(Data records for software interfaces)
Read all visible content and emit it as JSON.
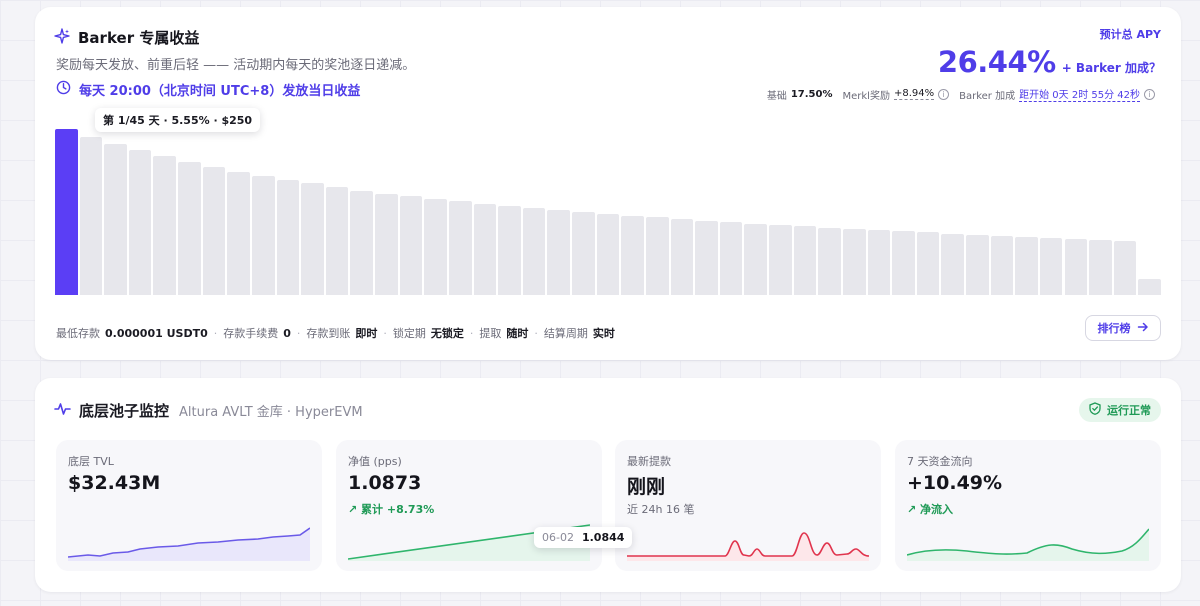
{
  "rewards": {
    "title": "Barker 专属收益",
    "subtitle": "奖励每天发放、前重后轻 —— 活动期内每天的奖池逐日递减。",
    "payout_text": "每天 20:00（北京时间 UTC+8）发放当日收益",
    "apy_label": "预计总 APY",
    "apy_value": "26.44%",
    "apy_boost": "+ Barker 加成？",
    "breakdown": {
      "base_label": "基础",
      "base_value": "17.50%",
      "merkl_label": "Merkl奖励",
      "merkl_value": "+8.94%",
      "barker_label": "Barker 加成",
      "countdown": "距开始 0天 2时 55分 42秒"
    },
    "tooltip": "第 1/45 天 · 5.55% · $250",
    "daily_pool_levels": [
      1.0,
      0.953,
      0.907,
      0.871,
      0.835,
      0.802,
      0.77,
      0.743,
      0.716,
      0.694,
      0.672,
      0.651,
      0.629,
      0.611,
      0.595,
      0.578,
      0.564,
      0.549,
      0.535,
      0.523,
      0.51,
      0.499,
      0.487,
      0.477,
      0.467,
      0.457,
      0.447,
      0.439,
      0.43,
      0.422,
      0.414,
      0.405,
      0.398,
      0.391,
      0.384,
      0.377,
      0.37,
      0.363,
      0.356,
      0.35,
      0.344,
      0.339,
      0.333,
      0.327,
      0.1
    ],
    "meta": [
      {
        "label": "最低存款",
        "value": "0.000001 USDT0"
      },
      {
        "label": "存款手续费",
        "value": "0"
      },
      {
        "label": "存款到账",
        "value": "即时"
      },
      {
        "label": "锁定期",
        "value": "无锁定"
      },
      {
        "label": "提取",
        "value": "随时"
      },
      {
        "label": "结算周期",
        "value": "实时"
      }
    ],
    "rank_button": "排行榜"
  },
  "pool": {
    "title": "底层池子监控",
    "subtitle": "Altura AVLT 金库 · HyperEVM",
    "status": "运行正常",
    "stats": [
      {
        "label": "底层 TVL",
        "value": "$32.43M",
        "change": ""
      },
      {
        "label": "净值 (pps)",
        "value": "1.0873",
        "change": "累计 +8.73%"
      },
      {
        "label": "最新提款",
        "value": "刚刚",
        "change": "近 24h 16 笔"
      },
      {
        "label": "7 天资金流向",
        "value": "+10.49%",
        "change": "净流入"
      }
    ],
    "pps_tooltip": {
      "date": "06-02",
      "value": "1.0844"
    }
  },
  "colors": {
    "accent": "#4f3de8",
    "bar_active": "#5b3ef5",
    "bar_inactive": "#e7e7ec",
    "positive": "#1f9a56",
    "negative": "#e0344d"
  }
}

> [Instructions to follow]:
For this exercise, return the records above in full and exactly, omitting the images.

> [Answer for this exercise]:
Read all visible content and emit it as JSON.
{
  "rewards": {
    "title": "Barker 专属收益",
    "subtitle": "奖励每天发放、前重后轻 —— 活动期内每天的奖池逐日递减。",
    "payout_text": "每天 20:00（北京时间 UTC+8）发放当日收益",
    "apy_label": "预计总 APY",
    "apy_value": "26.44%",
    "apy_boost": "+ Barker 加成？",
    "breakdown": {
      "base_label": "基础",
      "base_value": "17.50%",
      "merkl_label": "Merkl奖励",
      "merkl_value": "+8.94%",
      "barker_label": "Barker 加成",
      "countdown": "距开始 0天 2时 55分 42秒"
    },
    "tooltip": "第 1/45 天 · 5.55% · $250",
    "daily_pool_levels": [
      1.0,
      0.953,
      0.907,
      0.871,
      0.835,
      0.802,
      0.77,
      0.743,
      0.716,
      0.694,
      0.672,
      0.651,
      0.629,
      0.611,
      0.595,
      0.578,
      0.564,
      0.549,
      0.535,
      0.523,
      0.51,
      0.499,
      0.487,
      0.477,
      0.467,
      0.457,
      0.447,
      0.439,
      0.43,
      0.422,
      0.414,
      0.405,
      0.398,
      0.391,
      0.384,
      0.377,
      0.37,
      0.363,
      0.356,
      0.35,
      0.344,
      0.339,
      0.333,
      0.327,
      0.1
    ],
    "meta": [
      {
        "label": "最低存款",
        "value": "0.000001 USDT0"
      },
      {
        "label": "存款手续费",
        "value": "0"
      },
      {
        "label": "存款到账",
        "value": "即时"
      },
      {
        "label": "锁定期",
        "value": "无锁定"
      },
      {
        "label": "提取",
        "value": "随时"
      },
      {
        "label": "结算周期",
        "value": "实时"
      }
    ],
    "rank_button": "排行榜"
  },
  "pool": {
    "title": "底层池子监控",
    "subtitle": "Altura AVLT 金库 · HyperEVM",
    "status": "运行正常",
    "stats": [
      {
        "label": "底层 TVL",
        "value": "$32.43M",
        "change": ""
      },
      {
        "label": "净值 (pps)",
        "value": "1.0873",
        "change": "累计 +8.73%"
      },
      {
        "label": "最新提款",
        "value": "刚刚",
        "change": "近 24h 16 笔"
      },
      {
        "label": "7 天资金流向",
        "value": "+10.49%",
        "change": "净流入"
      }
    ],
    "pps_tooltip": {
      "date": "06-02",
      "value": "1.0844"
    }
  },
  "colors": {
    "accent": "#4f3de8",
    "bar_active": "#5b3ef5",
    "bar_inactive": "#e7e7ec",
    "positive": "#1f9a56",
    "negative": "#e0344d"
  }
}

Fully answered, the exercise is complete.